Managing Alzheimer's Disease
Each year, more families are struggling with Alzheimer's and memory loss. Knowing what to watch for and what experts say you can do to try to slow the process can help manage the disease.
Nurse practitioner Kelli McAllister says dealing with Alzheimer's is stressful but understanding how it Alzheimer's affects the brain can help families cope.
She says "there are pathways in the brain and with someone who has Alzheimer's disease you get what we call tangles."
Tangles confuse and prevent normal thinking. And studies show minorities are impacted the most.
"Latinos have a one and a half times risks compared to a Caucasian American. And someone who is African American has a two times likelihood to get Alzheimer's,” McAllister says.
Can it be prevented through lifestyle changes - such as food choices?
McAllister says "a Mediterranean diet, which is low in red meats, higher in fish. Plant based, vegetables, grains" can help prevent the disease.
Giving your brain a workout may also prevent it.
"Reading, doing puzzles, crosswords. Anything like that to keep the brain mentally sharp,” she says.
There’s no cure - so catching the signs early on is crucial
"It's important for you to be able to get that diagnosed early. Number one, to get on medications. The earlier we can find that and keep those pathways open the better off we're going to be,” McAllister says.
According to the National Alzheimer's Association, more than 5-and-a-half million Americans live with Alzheimer's right now.
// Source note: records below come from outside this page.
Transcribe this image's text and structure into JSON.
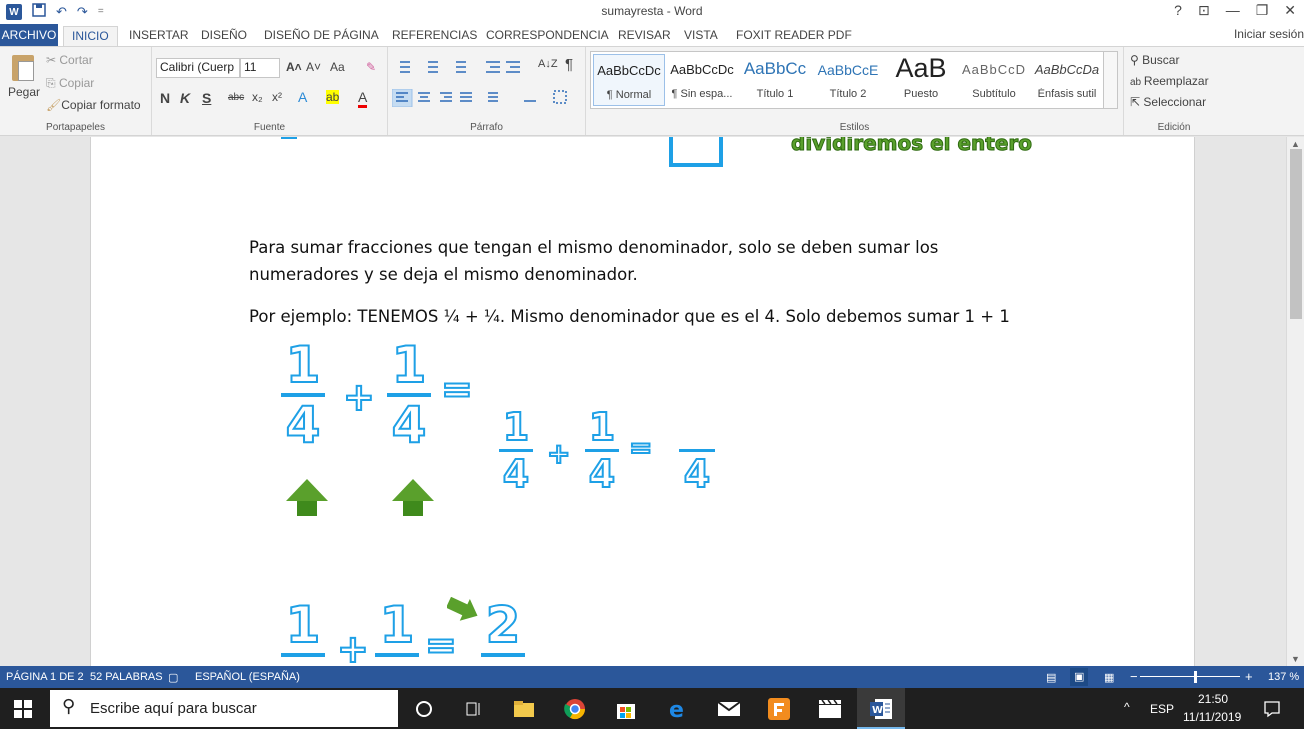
{
  "window": {
    "title": "sumayresta - Word",
    "word_logo": "W",
    "help": "?",
    "minimize": "—",
    "restore": "❐",
    "close": "✕",
    "ribbon_display": "⊡"
  },
  "qat": {
    "save_icon": "💾",
    "undo_icon": "↶",
    "redo_icon": "↷",
    "customize": "="
  },
  "tabs": {
    "file": "ARCHIVO",
    "items": [
      "INICIO",
      "INSERTAR",
      "DISEÑO",
      "DISEÑO DE PÁGINA",
      "REFERENCIAS",
      "CORRESPONDENCIA",
      "REVISAR",
      "VISTA",
      "FOXIT READER PDF"
    ],
    "active": "INICIO",
    "signin": "Iniciar sesión"
  },
  "ribbon": {
    "clipboard": {
      "paste": "Pegar",
      "cut": "Cortar",
      "copy": "Copiar",
      "format_painter": "Copiar formato",
      "label": "Portapapeles"
    },
    "font": {
      "font_name": "Calibri (Cuerp",
      "font_size": "11",
      "grow": "A˄",
      "shrink": "A˅",
      "case": "Aa",
      "clear": "✎",
      "bold": "N",
      "italic": "K",
      "underline": "S",
      "strike": "abc",
      "sub": "x₂",
      "sup": "x²",
      "effects": "A",
      "highlight": "ab",
      "color": "A",
      "label": "Fuente"
    },
    "paragraph": {
      "label": "Párrafo",
      "pilcrow": "¶",
      "sort": "A↓Z"
    },
    "styles": {
      "label": "Estilos",
      "items": [
        {
          "sample": "AaBbCcDc",
          "name": "¶ Normal"
        },
        {
          "sample": "AaBbCcDc",
          "name": "¶ Sin espa..."
        },
        {
          "sample": "AaBbCc",
          "name": "Título 1"
        },
        {
          "sample": "AaBbCcE",
          "name": "Título 2"
        },
        {
          "sample": "AaB",
          "name": "Puesto"
        },
        {
          "sample": "AaBbCcD",
          "name": "Subtítulo"
        },
        {
          "sample": "AaBbCcDa",
          "name": "Énfasis sutil"
        }
      ]
    },
    "editing": {
      "find": "Buscar",
      "replace": "Reemplazar",
      "select": "Seleccionar",
      "label": "Edición"
    }
  },
  "document": {
    "green_caption": "dividiremos el entero",
    "paragraph1_line1": "Para sumar fracciones que tengan el mismo denominador, solo se deben sumar los",
    "paragraph1_line2": "numeradores y se deja el mismo denominador.",
    "paragraph2": "Por ejemplo: TENEMOS ¼ + ¼. Mismo denominador que es el 4. Solo debemos sumar  1 + 1",
    "fig1": {
      "n1": "1",
      "d1": "4",
      "plus": "+",
      "n2": "1",
      "d2": "4",
      "eq": "="
    },
    "fig2": {
      "n1": "1",
      "d1": "4",
      "plus": "+",
      "n2": "1",
      "d2": "4",
      "eq": "=",
      "d3": "4"
    },
    "fig3": {
      "n1": "1",
      "n2": "1",
      "n3": "2",
      "plus": "+",
      "eq": "="
    }
  },
  "statusbar": {
    "page": "PÁGINA 1 DE 2",
    "words": "52 PALABRAS",
    "language": "ESPAÑOL (ESPAÑA)",
    "zoom": "137 %",
    "zoom_minus": "−",
    "zoom_plus": "+"
  },
  "taskbar": {
    "search_placeholder": "Escribe aquí para buscar",
    "tray_lang": "ESP",
    "time": "21:50",
    "date": "11/11/2019",
    "chevron": "^"
  },
  "colors": {
    "word_blue": "#2b579a",
    "fraction_blue": "#1ea0e6",
    "arrow_green": "#5aa02c"
  }
}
It's the fifth leading cause of death for Americans over 65.